WORK INSTRUCTION =
Copy every line from the records that holds the word "price".

SOURCE MATERIAL =
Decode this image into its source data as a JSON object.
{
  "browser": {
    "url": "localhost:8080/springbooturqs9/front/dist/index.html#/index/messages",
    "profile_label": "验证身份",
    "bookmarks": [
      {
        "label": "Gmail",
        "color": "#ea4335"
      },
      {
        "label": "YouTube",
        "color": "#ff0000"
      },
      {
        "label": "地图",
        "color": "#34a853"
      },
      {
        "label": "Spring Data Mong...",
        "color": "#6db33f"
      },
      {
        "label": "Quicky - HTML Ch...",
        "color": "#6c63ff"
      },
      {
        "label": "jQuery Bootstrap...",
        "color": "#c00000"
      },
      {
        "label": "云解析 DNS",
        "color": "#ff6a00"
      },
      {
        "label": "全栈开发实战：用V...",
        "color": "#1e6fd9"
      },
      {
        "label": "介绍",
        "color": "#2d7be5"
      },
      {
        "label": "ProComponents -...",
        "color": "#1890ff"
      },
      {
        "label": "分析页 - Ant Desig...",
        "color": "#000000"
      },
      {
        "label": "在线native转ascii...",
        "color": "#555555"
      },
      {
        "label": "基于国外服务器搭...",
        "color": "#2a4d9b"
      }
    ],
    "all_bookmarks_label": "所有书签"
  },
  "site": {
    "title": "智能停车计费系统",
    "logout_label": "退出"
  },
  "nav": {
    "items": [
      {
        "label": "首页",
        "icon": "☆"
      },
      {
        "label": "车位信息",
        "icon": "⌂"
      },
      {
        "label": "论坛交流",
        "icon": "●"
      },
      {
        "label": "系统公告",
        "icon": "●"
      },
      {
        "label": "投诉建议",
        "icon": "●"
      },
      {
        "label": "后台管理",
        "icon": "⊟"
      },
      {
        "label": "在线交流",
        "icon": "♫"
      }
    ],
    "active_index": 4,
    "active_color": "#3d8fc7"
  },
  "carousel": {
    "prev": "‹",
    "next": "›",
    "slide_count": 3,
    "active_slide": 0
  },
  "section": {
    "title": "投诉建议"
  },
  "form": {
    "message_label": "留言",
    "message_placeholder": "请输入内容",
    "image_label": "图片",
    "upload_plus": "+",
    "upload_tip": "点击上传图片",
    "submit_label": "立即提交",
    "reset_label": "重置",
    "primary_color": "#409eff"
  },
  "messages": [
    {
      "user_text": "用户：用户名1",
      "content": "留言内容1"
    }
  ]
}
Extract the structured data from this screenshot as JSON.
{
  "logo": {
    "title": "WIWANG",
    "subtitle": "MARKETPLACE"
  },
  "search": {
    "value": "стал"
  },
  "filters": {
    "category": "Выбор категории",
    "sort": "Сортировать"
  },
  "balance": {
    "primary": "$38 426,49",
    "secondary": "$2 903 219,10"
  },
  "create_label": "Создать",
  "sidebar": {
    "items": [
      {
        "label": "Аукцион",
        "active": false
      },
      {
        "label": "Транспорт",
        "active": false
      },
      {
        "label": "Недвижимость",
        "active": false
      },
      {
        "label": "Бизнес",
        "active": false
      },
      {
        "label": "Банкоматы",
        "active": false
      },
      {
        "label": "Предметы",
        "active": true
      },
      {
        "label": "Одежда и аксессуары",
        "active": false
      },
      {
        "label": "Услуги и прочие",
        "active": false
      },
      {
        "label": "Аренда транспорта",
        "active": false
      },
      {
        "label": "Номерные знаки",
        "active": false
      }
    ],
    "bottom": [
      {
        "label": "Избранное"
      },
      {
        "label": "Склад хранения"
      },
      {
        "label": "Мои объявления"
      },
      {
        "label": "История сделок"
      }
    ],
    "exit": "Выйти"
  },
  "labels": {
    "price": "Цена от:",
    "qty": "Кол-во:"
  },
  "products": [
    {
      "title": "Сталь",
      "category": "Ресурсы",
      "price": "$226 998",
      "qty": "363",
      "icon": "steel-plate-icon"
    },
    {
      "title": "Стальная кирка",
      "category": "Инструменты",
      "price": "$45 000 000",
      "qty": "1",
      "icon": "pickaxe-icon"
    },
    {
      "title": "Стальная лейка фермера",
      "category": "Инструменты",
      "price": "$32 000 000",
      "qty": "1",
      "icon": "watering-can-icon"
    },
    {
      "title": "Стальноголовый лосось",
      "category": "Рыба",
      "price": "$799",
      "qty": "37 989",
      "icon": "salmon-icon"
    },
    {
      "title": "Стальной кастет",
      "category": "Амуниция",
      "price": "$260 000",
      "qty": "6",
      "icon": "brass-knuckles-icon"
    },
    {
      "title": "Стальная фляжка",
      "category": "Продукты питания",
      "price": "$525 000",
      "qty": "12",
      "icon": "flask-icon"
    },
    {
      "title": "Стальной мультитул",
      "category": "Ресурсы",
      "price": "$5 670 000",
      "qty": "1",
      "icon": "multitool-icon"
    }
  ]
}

WRITTEN RESPONSE =
    "price": "Цена от:",
      "price": "$226 998",
      "price": "$45 000 000",
      "price": "$32 000 000",
      "price": "$799",
      "price": "$260 000",
      "price": "$525 000",
      "price": "$5 670 000",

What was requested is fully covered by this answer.